Actual medical cases and clinical studies are presented in this course to integrate the nervous system fundamental workings with clinical methods of understanding patients with brain and nervous system disorders. The molecular and cellular levels of the nervous system, the systems within the brain, and alteration in the brain by neurological and mental disorders are investigated through a problem-based format. Topics include brain development and maintenance; acquisition, storage, and use of information; body regulation; expression of rhythms, drives and emotions; understanding perception, learning, memory, language and mood; and new diagnostic methods and potential therapies for neurological disorder. Laboratory work, research and independent study supplement classroom study. Registrations for Neuroscience are limited and preference will therefore be granted to seniors seeking to take the course.

 

Physics 2 - Honors

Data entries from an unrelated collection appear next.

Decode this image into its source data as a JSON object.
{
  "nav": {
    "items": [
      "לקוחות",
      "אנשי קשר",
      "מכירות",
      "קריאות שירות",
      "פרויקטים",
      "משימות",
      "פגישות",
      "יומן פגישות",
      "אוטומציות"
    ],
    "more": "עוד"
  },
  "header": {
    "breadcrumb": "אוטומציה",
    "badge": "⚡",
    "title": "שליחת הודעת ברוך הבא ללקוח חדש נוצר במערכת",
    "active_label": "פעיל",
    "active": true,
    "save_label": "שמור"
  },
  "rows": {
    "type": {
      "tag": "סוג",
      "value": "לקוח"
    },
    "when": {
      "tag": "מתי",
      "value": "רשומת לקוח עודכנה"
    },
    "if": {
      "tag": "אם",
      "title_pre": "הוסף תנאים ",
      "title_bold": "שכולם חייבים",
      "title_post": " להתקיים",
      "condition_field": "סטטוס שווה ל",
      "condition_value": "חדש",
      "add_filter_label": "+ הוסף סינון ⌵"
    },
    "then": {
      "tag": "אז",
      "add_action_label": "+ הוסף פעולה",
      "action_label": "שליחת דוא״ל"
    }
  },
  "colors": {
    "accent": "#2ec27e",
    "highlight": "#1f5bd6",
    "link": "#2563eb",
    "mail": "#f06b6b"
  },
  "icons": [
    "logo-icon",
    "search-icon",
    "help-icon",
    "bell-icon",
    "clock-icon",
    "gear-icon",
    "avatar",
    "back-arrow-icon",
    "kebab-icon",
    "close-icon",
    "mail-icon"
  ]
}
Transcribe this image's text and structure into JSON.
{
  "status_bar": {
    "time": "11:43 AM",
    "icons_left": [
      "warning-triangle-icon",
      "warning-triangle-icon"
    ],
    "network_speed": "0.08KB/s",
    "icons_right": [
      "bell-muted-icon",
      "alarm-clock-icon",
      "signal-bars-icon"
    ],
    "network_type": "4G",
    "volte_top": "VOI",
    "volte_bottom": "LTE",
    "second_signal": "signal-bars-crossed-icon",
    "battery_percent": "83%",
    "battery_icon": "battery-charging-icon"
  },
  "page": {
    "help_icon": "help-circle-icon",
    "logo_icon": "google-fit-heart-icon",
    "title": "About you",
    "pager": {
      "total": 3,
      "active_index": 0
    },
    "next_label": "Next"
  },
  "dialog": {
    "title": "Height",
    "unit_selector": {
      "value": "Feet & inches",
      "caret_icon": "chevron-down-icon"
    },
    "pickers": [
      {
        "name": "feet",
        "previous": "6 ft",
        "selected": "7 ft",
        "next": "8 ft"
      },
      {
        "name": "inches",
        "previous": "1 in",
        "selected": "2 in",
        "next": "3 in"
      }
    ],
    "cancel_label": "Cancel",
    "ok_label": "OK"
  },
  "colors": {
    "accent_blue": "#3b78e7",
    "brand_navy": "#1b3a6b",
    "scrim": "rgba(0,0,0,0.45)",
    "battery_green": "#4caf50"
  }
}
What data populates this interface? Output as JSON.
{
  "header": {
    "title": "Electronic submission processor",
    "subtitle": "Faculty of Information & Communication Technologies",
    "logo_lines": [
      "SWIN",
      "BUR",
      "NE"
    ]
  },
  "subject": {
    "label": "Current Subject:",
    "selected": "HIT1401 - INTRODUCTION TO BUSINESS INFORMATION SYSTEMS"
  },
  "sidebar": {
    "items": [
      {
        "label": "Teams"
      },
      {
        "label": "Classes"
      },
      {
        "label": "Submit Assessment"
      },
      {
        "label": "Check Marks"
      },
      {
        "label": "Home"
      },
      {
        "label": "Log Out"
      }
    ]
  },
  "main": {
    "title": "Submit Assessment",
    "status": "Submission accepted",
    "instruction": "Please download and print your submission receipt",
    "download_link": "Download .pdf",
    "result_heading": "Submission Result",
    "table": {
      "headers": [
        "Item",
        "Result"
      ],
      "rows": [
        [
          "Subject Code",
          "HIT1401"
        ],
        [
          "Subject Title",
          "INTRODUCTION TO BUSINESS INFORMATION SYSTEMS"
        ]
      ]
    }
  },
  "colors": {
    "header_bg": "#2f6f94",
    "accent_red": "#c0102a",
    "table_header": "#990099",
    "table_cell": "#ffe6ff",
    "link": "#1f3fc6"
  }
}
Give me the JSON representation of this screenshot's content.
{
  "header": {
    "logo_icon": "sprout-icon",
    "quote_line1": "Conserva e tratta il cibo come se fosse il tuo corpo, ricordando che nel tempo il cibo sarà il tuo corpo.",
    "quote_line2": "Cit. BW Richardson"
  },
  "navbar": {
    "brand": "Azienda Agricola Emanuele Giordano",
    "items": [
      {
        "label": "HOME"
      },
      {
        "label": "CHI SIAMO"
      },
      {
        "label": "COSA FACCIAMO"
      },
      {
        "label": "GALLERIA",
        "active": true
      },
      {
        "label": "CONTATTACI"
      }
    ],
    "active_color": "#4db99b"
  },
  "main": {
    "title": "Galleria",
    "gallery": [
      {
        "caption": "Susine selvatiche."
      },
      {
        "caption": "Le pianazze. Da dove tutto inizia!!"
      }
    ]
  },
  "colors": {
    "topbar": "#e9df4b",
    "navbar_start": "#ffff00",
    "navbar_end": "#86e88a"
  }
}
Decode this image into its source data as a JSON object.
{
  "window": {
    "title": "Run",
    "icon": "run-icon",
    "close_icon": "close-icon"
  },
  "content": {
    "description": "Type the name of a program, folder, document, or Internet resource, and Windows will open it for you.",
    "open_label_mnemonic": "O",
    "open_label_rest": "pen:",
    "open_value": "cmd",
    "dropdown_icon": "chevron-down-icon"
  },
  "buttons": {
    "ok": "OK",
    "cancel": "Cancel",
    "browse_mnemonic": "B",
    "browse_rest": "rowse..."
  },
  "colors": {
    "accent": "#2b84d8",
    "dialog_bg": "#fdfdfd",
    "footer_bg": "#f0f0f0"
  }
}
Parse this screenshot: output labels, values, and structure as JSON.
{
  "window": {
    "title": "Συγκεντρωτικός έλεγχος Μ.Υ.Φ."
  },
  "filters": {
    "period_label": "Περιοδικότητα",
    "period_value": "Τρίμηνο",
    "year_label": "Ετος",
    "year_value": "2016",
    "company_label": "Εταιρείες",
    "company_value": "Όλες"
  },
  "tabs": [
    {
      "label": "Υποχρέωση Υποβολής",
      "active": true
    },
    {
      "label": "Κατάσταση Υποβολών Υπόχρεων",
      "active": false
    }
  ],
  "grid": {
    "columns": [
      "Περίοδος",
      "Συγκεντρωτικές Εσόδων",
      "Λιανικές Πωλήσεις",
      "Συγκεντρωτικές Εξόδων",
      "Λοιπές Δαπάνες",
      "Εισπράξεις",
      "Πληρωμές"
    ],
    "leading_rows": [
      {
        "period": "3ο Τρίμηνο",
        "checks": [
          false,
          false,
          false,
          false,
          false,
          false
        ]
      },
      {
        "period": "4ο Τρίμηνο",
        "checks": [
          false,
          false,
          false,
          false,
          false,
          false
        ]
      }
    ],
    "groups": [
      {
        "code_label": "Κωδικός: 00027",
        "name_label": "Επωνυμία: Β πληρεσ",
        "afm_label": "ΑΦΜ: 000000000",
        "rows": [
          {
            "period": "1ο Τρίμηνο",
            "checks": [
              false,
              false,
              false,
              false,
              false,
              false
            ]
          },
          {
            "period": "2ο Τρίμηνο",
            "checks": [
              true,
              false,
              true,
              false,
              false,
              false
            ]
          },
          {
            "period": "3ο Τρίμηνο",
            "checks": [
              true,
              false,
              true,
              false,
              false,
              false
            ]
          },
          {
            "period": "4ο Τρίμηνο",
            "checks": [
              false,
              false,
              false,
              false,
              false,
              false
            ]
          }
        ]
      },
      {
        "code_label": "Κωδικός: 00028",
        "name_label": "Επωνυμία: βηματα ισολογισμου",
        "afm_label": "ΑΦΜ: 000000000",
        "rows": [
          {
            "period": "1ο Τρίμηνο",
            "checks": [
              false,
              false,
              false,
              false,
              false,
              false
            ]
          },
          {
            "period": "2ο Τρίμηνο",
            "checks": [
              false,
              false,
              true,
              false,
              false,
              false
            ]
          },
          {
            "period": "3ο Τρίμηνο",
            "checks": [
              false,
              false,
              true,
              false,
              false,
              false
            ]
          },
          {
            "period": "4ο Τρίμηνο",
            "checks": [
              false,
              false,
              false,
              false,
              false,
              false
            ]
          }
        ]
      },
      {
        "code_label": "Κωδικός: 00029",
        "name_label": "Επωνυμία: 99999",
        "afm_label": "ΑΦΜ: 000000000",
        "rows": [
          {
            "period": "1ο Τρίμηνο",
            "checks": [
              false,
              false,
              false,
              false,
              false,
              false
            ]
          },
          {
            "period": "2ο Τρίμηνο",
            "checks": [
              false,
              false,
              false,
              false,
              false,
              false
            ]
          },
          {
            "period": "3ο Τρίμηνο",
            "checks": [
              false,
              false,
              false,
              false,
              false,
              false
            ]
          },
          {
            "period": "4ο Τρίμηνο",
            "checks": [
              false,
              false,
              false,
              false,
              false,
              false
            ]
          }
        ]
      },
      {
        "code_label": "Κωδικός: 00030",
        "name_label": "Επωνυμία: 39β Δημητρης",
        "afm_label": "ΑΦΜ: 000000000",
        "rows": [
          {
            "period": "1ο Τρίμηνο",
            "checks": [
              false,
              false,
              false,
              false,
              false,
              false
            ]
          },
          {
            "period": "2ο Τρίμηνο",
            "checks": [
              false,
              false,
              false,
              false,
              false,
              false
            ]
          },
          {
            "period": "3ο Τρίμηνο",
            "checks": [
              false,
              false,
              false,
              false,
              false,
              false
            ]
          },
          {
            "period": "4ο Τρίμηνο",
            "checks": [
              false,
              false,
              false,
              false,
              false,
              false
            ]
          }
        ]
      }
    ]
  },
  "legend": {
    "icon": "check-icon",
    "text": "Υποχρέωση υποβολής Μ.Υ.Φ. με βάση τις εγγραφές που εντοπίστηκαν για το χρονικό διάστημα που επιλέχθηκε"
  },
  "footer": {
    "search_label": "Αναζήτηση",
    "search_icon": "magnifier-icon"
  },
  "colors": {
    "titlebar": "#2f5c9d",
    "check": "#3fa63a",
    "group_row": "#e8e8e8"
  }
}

Physics 2 - Honors [1 credit]

Prerequisites: Physics AP-B, Physics I Honors, Physics 1 Accelerated and/or departmental approval

This course is designed for students for whom the field of science and engineering may represent an area of career interest. The course's focus is to help students develop collegiate-level problem solving skills by exposing them to more complex physics concepts and more involved problem solving techniques than in Physics I. Significant attention is also paid to the development of laboratory skills, data analysis techniques and technical writing skills through frequent lab experiments. Areas of study include Newtonian dynamics, electromagnetism, and modern physics including quantum mechanics and relativity.

 

Principles of Aviation Science and Aeronautics

Principles of Aviation Science and Aeronautics - Honors, Accelerated, College Prep [1/2 credit]

Prerequisites: None

This semester elective course, offered by the science department to sophomore, junior, and senior students, is interdisciplinary in nature. Topics in biology, chemistry, physics, mathematics, environmental science and earth science are addressed within the framework of aviation science, aeronautics, and aerodynamics.  The course will combine both classroom study and flight simulator experience.  Biology and chemistry area topics include aeromedical factors involved in flying and concepts in aeronautical decision making.  Physics topics include airplane instruments, engines and systems, principles of aerodynamics, and navigation systems.  Mathematics topics include weight and balance calculations, and airplane performance calculations.  Environmental science and earth science topics include aviation weather and weather services, charts, airports, air traffic control (communications), and airspace regulations.  Pertinent Federal Aviation Regulations (FARs) are also covered.   In addition to texts, a manual or electronic E6B flight calculator is required.  This course will also introduce students to iPad applications that are becoming standard in the aviation community (including the E6B). Students interested in pursuing a pilot's certificate will receive all the background needed to pass the FAA private pilot knowledge test.  Students successfully completing the course can receive an endorsement on their FAA Instructor Certification Form for the Private Pilot Knowledge test.

 

Zoology

Zoology - Honors, Accelerated [1 credit]

Prerequisites: Biology 1, Chemistry 1 and/or departmental approval

This course is designed to give the student a comprehensive look into the world of the animal kingdom. Humans are members of the Kingdom Animalia. Therefore, it is important to understand where we come from and how the members of our vast kingdom function. This course will include an in-depth examination of all animal groups including the microscopic single-celled organisms which gave rise to our great kingdom. Animal classification, evolution, anatomy, physiology, behavior, and ecology will be considered. Classroom work will be supplemented by appropriate laboratory exercises and students will become more involved by presenting research papers on animals of their choice.

email page print page small type large type
powered by finalsite